Uber will face similar challenges. The list of partners in Uber Feed will start small (only the company’s own UberEats will be available at launch—Yelp, Snapchat, Foursquare, Pandora, and transit integration are “coming soon”), but it’s easy to imagine how the product could expand with features like weather, news, and partnerships with local businesses. But even more important than expanding the range of third-party features is ensuring that people find these services useful in the first place. The Uber Feed is designed to be predictive and personalized, based on your destination. But as anyone who was ever interrupted by Clippy, Microsoft’s overly helpful animated paperclip, can attest, recommendations are not always well received.
“The question becomes, how frequently do people have the need for this information in this moment?” says experience designer Jesse James Garrett, founder of UX design and consulting firm Adaptive Path. He uses Yelp as an example. “You’re literally on your way to the restaurant. How many people are actually going to feel the compulsion to figure out what they want to order in the car, on the way to the restaurant? And, among the people who do feel that compulsion, how frequently do they feel it?”
That’s the challenge with smart recommendations: They’re only as good as the predictions on which they’re based. And if they’re not significantly better than your usual workflow, they stand a good chance of failing. “I’d imagine a lot of people would trust good old-fashioned me-typing-something-into-Foursquare over Foursquare-brought-to-you-by-Uber, especially if they’re not finding the Uber-ified recommendations to be immediately and consistently spot-on,” Hulick says.

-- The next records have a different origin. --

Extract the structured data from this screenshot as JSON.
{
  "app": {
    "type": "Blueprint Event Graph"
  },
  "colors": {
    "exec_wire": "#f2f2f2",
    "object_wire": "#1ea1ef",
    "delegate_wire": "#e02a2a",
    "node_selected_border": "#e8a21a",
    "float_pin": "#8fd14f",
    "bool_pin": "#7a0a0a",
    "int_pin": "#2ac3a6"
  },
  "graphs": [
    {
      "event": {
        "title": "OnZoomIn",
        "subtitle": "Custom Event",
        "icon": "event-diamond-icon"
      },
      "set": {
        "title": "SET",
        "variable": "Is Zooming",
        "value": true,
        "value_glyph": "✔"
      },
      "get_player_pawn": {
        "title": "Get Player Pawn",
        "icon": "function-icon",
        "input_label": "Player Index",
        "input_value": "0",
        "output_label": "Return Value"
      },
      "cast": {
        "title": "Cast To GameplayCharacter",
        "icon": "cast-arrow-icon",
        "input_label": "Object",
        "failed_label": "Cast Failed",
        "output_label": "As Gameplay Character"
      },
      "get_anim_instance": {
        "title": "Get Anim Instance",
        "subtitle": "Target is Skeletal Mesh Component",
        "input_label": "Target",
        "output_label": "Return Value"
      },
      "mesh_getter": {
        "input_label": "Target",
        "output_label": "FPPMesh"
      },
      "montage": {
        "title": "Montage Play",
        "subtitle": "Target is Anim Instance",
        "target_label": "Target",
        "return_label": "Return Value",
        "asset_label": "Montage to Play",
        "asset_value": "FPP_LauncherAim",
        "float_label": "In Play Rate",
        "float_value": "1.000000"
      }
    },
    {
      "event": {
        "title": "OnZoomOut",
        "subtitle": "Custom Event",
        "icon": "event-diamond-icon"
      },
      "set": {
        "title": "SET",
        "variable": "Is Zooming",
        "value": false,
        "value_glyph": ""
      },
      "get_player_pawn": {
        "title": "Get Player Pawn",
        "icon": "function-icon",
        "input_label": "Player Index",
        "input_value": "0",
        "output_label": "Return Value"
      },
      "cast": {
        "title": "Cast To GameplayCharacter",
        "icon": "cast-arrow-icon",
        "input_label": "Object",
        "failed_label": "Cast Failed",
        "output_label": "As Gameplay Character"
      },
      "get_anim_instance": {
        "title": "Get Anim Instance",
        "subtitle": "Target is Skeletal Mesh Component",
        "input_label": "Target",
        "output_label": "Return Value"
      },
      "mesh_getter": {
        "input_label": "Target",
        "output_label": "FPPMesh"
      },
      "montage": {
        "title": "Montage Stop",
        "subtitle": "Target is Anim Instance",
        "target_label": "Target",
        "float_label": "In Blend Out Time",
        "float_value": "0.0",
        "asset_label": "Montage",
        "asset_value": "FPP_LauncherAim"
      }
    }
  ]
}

You can bet that Uber will be leveraging its aggregate rider data to confront these challenges, itself, and update Uber Feed accordingly. Which also speaks to why Uber wants Uber Feed to succeed in the first place. The more you stay within Uber’s ecosystem, the more data it can collect. The more data it has, the more easily it can monetize. How comfortable you are with yet another digital services company knowing everything about how you spend your time is up to you.
Regardless of whether it pulls this off, Uber’s dramatic change to its UI reflects where it’s going as a business. Consider the company’s new, self-driving fleet in Pittsburgh, and its larger vision of a fully autonomous future. What responsibility does Uber have, in a driverless scenario, when it comes to the rider experience, where it doesn’t have that human touchpoint to facilitate the rider experience? “Uber Feed starts to lay the groundwork to have software do that,” Garrett says.
It’s something riders will have to want, and opt-in for, but if Uber can own your in-transit engagement, it makes it much easier for the company to fulfill this role, even when there’s no one behind the wheel.